There has also been talk that some recycling yards are facing bankruptcy, though this has yet to happen.
Khetan said, “We have not seen any official bankruptcies among recycling yards but yards are under financial pressure. They’re in dialogue with their bankers and banks are cognizant of the fall in the market.”
His view was echoed by Indian cash buyer Star Matrix.
In a report issued on 27 July, Star Matrix noted that prices of local scrap steel have gone up slightly by INR200/tonne (USD3/tonne) to settle at INR17,800/tonne.
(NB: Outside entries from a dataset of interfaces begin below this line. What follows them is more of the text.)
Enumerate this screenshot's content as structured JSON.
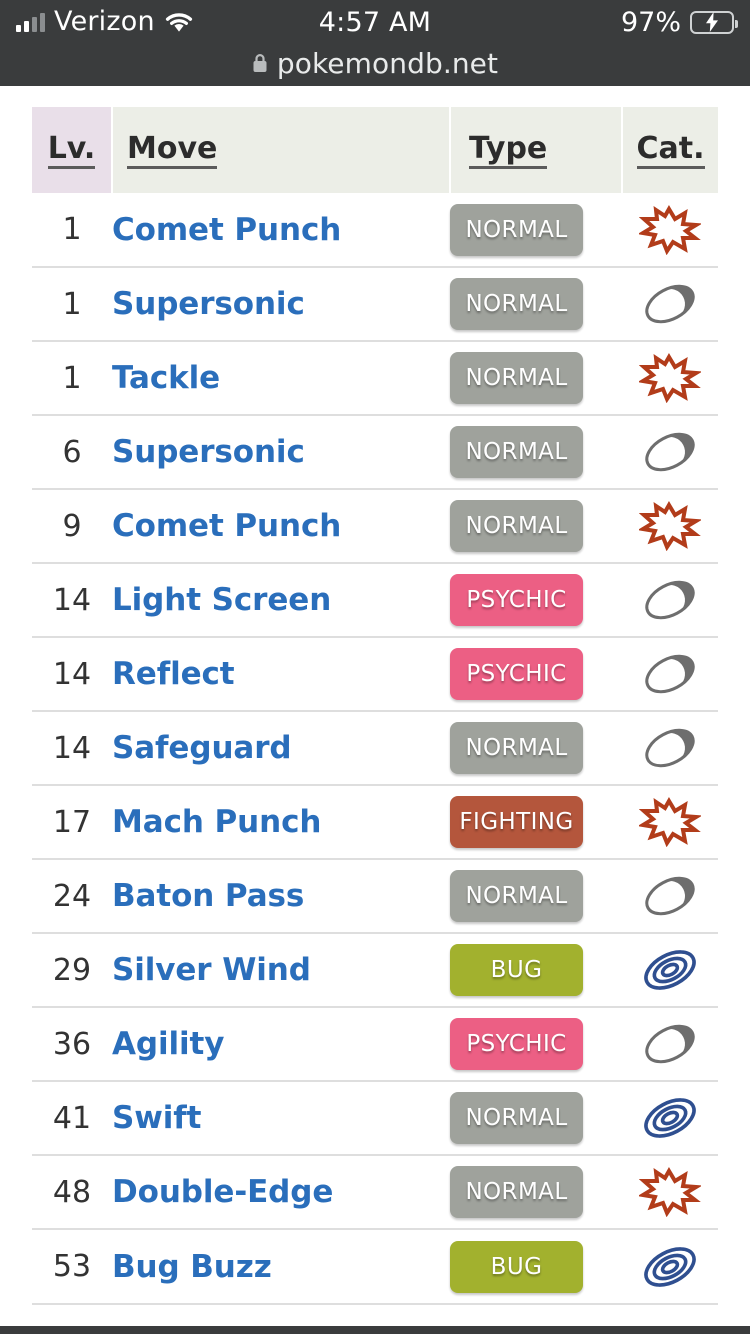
{
  "status_bar": {
    "carrier": "Verizon",
    "signal_icon": "cellular-signal-icon",
    "wifi_icon": "wifi-icon",
    "time": "4:57 AM",
    "battery_percent": "97%",
    "battery_icon": "battery-charging-icon",
    "battery_color": "#3ad352"
  },
  "browser": {
    "lock_icon": "lock-icon",
    "url": "pokemondb.net"
  },
  "table": {
    "name": "moves-learned-by-level-table",
    "headers": {
      "level": "Lv.",
      "move": "Move",
      "type": "Type",
      "category": "Cat."
    },
    "header_bg_level": "#e9dfe9",
    "header_bg": "#eceee7",
    "link_color": "#2a6ebb",
    "rows": [
      {
        "level": "1",
        "move": "Comet Punch",
        "type": "NORMAL",
        "type_color": "#9fa29c",
        "cat": "physical"
      },
      {
        "level": "1",
        "move": "Supersonic",
        "type": "NORMAL",
        "type_color": "#9fa29c",
        "cat": "status"
      },
      {
        "level": "1",
        "move": "Tackle",
        "type": "NORMAL",
        "type_color": "#9fa29c",
        "cat": "physical"
      },
      {
        "level": "6",
        "move": "Supersonic",
        "type": "NORMAL",
        "type_color": "#9fa29c",
        "cat": "status"
      },
      {
        "level": "9",
        "move": "Comet Punch",
        "type": "NORMAL",
        "type_color": "#9fa29c",
        "cat": "physical"
      },
      {
        "level": "14",
        "move": "Light Screen",
        "type": "PSYCHIC",
        "type_color": "#ec5f84",
        "cat": "status"
      },
      {
        "level": "14",
        "move": "Reflect",
        "type": "PSYCHIC",
        "type_color": "#ec5f84",
        "cat": "status"
      },
      {
        "level": "14",
        "move": "Safeguard",
        "type": "NORMAL",
        "type_color": "#9fa29c",
        "cat": "status"
      },
      {
        "level": "17",
        "move": "Mach Punch",
        "type": "FIGHTING",
        "type_color": "#b4563c",
        "cat": "physical"
      },
      {
        "level": "24",
        "move": "Baton Pass",
        "type": "NORMAL",
        "type_color": "#9fa29c",
        "cat": "status"
      },
      {
        "level": "29",
        "move": "Silver Wind",
        "type": "BUG",
        "type_color": "#a2b12e",
        "cat": "special"
      },
      {
        "level": "36",
        "move": "Agility",
        "type": "PSYCHIC",
        "type_color": "#ec5f84",
        "cat": "status"
      },
      {
        "level": "41",
        "move": "Swift",
        "type": "NORMAL",
        "type_color": "#9fa29c",
        "cat": "special"
      },
      {
        "level": "48",
        "move": "Double-Edge",
        "type": "NORMAL",
        "type_color": "#9fa29c",
        "cat": "physical"
      },
      {
        "level": "53",
        "move": "Bug Buzz",
        "type": "BUG",
        "type_color": "#a2b12e",
        "cat": "special"
      }
    ],
    "category_icons": {
      "physical": "physical-burst-icon",
      "special": "special-spiral-icon",
      "status": "status-halfcircle-icon"
    },
    "category_colors": {
      "physical": "#b23c1a",
      "special": "#2f4f90",
      "status": "#6e6e6e"
    }
  }
}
Star Matrix added, “Having said that, inventory in the yards is at an all-time high, steady constant consumption for three to four months can only bring back the equilibrium between demand and supply. July has seen only about 12 vessels beached, with only one waiting. No substantial increase in demand will be seen, but it seems the price may not correct any more. This is a good time for owners to scrap their tonnage in expectation of smooth and efficient deliveries.”